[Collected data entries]

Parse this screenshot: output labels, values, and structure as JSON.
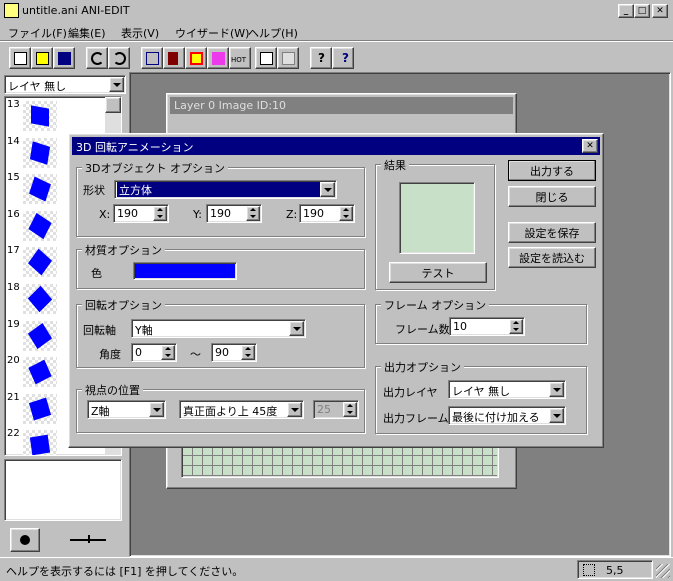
{
  "app": {
    "title": "untitle.ani  ANI-EDIT",
    "menu": [
      "ファイル(F)",
      "編集(E)",
      "表示(V)",
      "ウイザード(W)",
      "ヘルプ(H)"
    ],
    "hot_label": "HOT"
  },
  "layer_select": {
    "value": "レイヤ 無し"
  },
  "frames": [
    "13",
    "14",
    "15",
    "16",
    "17",
    "18",
    "19",
    "20",
    "21",
    "22"
  ],
  "frame_colors": {
    "cube": "#0000ff"
  },
  "image_window": {
    "title": "Layer 0 Image ID:10"
  },
  "dialog": {
    "title": "3D 回転アニメーション",
    "object_group": "3Dオブジェクト オプション",
    "shape_label": "形状",
    "shape_value": "立方体",
    "x_label": "X:",
    "x_value": "190",
    "y_label": "Y:",
    "y_value": "190",
    "z_label": "Z:",
    "z_value": "190",
    "material_group": "材質オプション",
    "color_label": "色",
    "color_value": "#0000ff",
    "rotation_group": "回転オプション",
    "axis_label": "回転軸",
    "axis_value": "Y軸",
    "angle_label": "角度",
    "angle_from": "0",
    "angle_sep": "〜",
    "angle_to": "90",
    "view_group": "視点の位置",
    "view_axis": "Z軸",
    "view_angle": "真正面より上 45度",
    "view_num": "25",
    "result_group": "結果",
    "test_button": "テスト",
    "output_button": "出力する",
    "close_button": "閉じる",
    "save_button": "設定を保存",
    "load_button": "設定を読込む",
    "frame_group": "フレーム オプション",
    "frame_count_label": "フレーム数",
    "frame_count_value": "10",
    "output_group": "出力オプション",
    "out_layer_label": "出力レイヤ",
    "out_layer_value": "レイヤ 無し",
    "out_frame_label": "出力フレーム",
    "out_frame_value": "最後に付け加える"
  },
  "status": {
    "help": "ヘルプを表示するには [F1] を押してください。",
    "coords": "5,5"
  }
}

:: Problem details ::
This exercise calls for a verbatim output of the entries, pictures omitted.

:: Expected answer ::
Parse this screenshot: output labels, values, and structure as JSON.
{
  "app": {
    "title": "untitle.ani  ANI-EDIT",
    "menu": [
      "ファイル(F)",
      "編集(E)",
      "表示(V)",
      "ウイザード(W)",
      "ヘルプ(H)"
    ],
    "hot_label": "HOT"
  },
  "layer_select": {
    "value": "レイヤ 無し"
  },
  "frames": [
    "13",
    "14",
    "15",
    "16",
    "17",
    "18",
    "19",
    "20",
    "21",
    "22"
  ],
  "frame_colors": {
    "cube": "#0000ff"
  },
  "image_window": {
    "title": "Layer 0 Image ID:10"
  },
  "dialog": {
    "title": "3D 回転アニメーション",
    "object_group": "3Dオブジェクト オプション",
    "shape_label": "形状",
    "shape_value": "立方体",
    "x_label": "X:",
    "x_value": "190",
    "y_label": "Y:",
    "y_value": "190",
    "z_label": "Z:",
    "z_value": "190",
    "material_group": "材質オプション",
    "color_label": "色",
    "color_value": "#0000ff",
    "rotation_group": "回転オプション",
    "axis_label": "回転軸",
    "axis_value": "Y軸",
    "angle_label": "角度",
    "angle_from": "0",
    "angle_sep": "〜",
    "angle_to": "90",
    "view_group": "視点の位置",
    "view_axis": "Z軸",
    "view_angle": "真正面より上 45度",
    "view_num": "25",
    "result_group": "結果",
    "test_button": "テスト",
    "output_button": "出力する",
    "close_button": "閉じる",
    "save_button": "設定を保存",
    "load_button": "設定を読込む",
    "frame_group": "フレーム オプション",
    "frame_count_label": "フレーム数",
    "frame_count_value": "10",
    "output_group": "出力オプション",
    "out_layer_label": "出力レイヤ",
    "out_layer_value": "レイヤ 無し",
    "out_frame_label": "出力フレーム",
    "out_frame_value": "最後に付け加える"
  },
  "status": {
    "help": "ヘルプを表示するには [F1] を押してください。",
    "coords": "5,5"
  }
}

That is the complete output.